” A Pale Green Mermaid Blog “
Cyanotypes were used in the early days of photography, they are a blue (cyan) based form of photography common in the 1800’s. The process today, is sometimes used in blueprints for architectural /engineering purposes.
Using blueprint paper and an ammonia ( very toxic) fume process you can produce stark images. I have used the technique and it is easy and fun although the fume issue is not to be taken lightly.
Using the sun as your source of light that will strike the emulsion on the blueprint paper, (when I work with this process I do everything outside), you get a shadow image but with detail in and around the object.
Below is a series of prints by Anna Atkins, a pioneer in this technique and photography,
Have a blue tinted night!
From Wikipedia below,
Cyanotype is a photographic printing process that gives a cyan-blue print. The process was popular in engineering circles well into the 20th century. The simple and low-cost process enabled them to produce large-scale copies of their work, referred to as blueprints.
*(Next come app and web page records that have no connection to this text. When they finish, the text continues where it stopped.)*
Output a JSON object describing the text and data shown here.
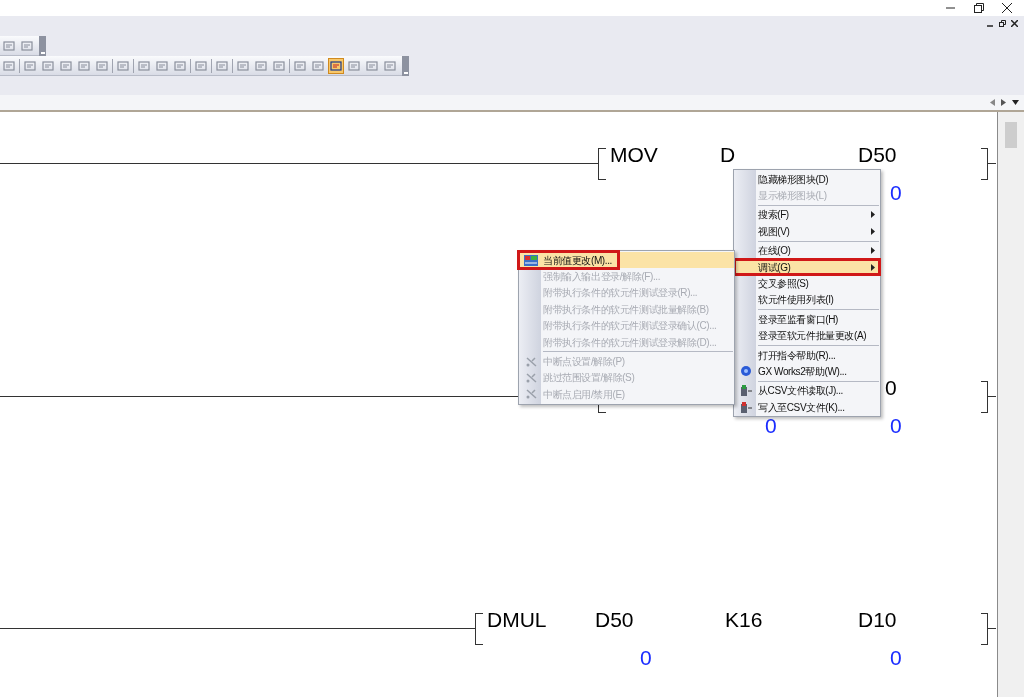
{
  "toolbars": [
    {
      "buttons": [
        {
          "selected": false
        },
        {
          "selected": false
        }
      ]
    },
    {
      "buttons": [
        {
          "selected": false
        },
        {
          "kind": "separator"
        },
        {
          "selected": false
        },
        {
          "selected": false
        },
        {
          "selected": false
        },
        {
          "selected": false
        },
        {
          "selected": false
        },
        {
          "kind": "separator"
        },
        {
          "selected": false
        },
        {
          "kind": "separator"
        },
        {
          "selected": false
        },
        {
          "selected": false
        },
        {
          "selected": false
        },
        {
          "kind": "separator"
        },
        {
          "selected": false
        },
        {
          "kind": "separator"
        },
        {
          "selected": false
        },
        {
          "kind": "separator"
        },
        {
          "selected": false
        },
        {
          "selected": false
        },
        {
          "selected": false
        },
        {
          "kind": "separator"
        },
        {
          "selected": false
        },
        {
          "selected": false
        },
        {
          "selected": true
        },
        {
          "selected": false
        },
        {
          "selected": false
        },
        {
          "selected": false
        }
      ]
    }
  ],
  "rungs": [
    {
      "instruction": "MOV",
      "operands": [
        {
          "label": "D"
        },
        {
          "label": "D50",
          "value": "0"
        }
      ]
    },
    {
      "operands": [
        {
          "value": "0"
        },
        {
          "label": "0",
          "value": "0"
        }
      ]
    },
    {
      "instruction": "DMUL",
      "operands": [
        {
          "label": "D50",
          "value": "0"
        },
        {
          "label": "K16"
        },
        {
          "label": "D10",
          "value": "0"
        }
      ]
    }
  ],
  "context_menu": {
    "items": [
      {
        "kind": "item",
        "label": "隐藏梯形图块(D)",
        "disabled": false,
        "selected": false,
        "submenu": false
      },
      {
        "kind": "item",
        "label": "显示梯形图块(L)",
        "disabled": true,
        "selected": false,
        "submenu": false
      },
      {
        "kind": "separator"
      },
      {
        "kind": "item",
        "label": "搜索(F)",
        "disabled": false,
        "selected": false,
        "submenu": true
      },
      {
        "kind": "item",
        "label": "视图(V)",
        "disabled": false,
        "selected": false,
        "submenu": true
      },
      {
        "kind": "separator"
      },
      {
        "kind": "item",
        "label": "在线(O)",
        "disabled": false,
        "selected": false,
        "submenu": true
      },
      {
        "kind": "item",
        "label": "调试(G)",
        "disabled": false,
        "selected": true,
        "submenu": true,
        "annotated": true
      },
      {
        "kind": "item",
        "label": "交叉参照(S)",
        "disabled": false,
        "selected": false,
        "submenu": false
      },
      {
        "kind": "item",
        "label": "软元件使用列表(I)",
        "disabled": false,
        "selected": false,
        "submenu": false
      },
      {
        "kind": "separator"
      },
      {
        "kind": "item",
        "label": "登录至监看窗口(H)",
        "disabled": false,
        "selected": false,
        "submenu": false
      },
      {
        "kind": "item",
        "label": "登录至软元件批量更改(A)",
        "disabled": false,
        "selected": false,
        "submenu": false
      },
      {
        "kind": "separator"
      },
      {
        "kind": "item",
        "label": "打开指令帮助(R)...",
        "disabled": false,
        "selected": false,
        "submenu": false
      },
      {
        "kind": "item",
        "label": "GX Works2帮助(W)...",
        "disabled": false,
        "selected": false,
        "submenu": false,
        "icon": true
      },
      {
        "kind": "separator"
      },
      {
        "kind": "item",
        "label": "从CSV文件读取(J)...",
        "disabled": false,
        "selected": false,
        "submenu": false,
        "icon": true
      },
      {
        "kind": "item",
        "label": "写入至CSV文件(K)...",
        "disabled": false,
        "selected": false,
        "submenu": false,
        "icon": true
      }
    ]
  },
  "submenu": {
    "items": [
      {
        "kind": "item",
        "label": "当前值更改(M)...",
        "disabled": false,
        "selected": true,
        "icon": true,
        "annotated": true
      },
      {
        "kind": "item",
        "label": "强制输入输出登录/解除(F)...",
        "disabled": true,
        "selected": false
      },
      {
        "kind": "item",
        "label": "附带执行条件的软元件测试登录(R)...",
        "disabled": true,
        "selected": false
      },
      {
        "kind": "item",
        "label": "附带执行条件的软元件测试批量解除(B)",
        "disabled": true,
        "selected": false
      },
      {
        "kind": "item",
        "label": "附带执行条件的软元件测试登录确认(C)...",
        "disabled": true,
        "selected": false
      },
      {
        "kind": "item",
        "label": "附带执行条件的软元件测试登录解除(D)...",
        "disabled": true,
        "selected": false
      },
      {
        "kind": "separator"
      },
      {
        "kind": "item",
        "label": "中断点设置/解除(P)",
        "disabled": true,
        "selected": false,
        "icon": true
      },
      {
        "kind": "item",
        "label": "跳过范围设置/解除(S)",
        "disabled": true,
        "selected": false,
        "icon": true
      },
      {
        "kind": "item",
        "label": "中断点启用/禁用(E)",
        "disabled": true,
        "selected": false,
        "icon": true
      }
    ]
  }
}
Two chemicals are used in the process:
The English scientist and astronomer Sir John Herschel discovered this procedure in 1842. Even though John Herschel is perhaps the inventor of the cyanotype process, Anna Atkins actually brought this to photography. She created a limited series of cyanotype books that documented ferns and other plant life. By using this process, Anna Atkins is regarded as the first female photographer.
Images Courtesy of Google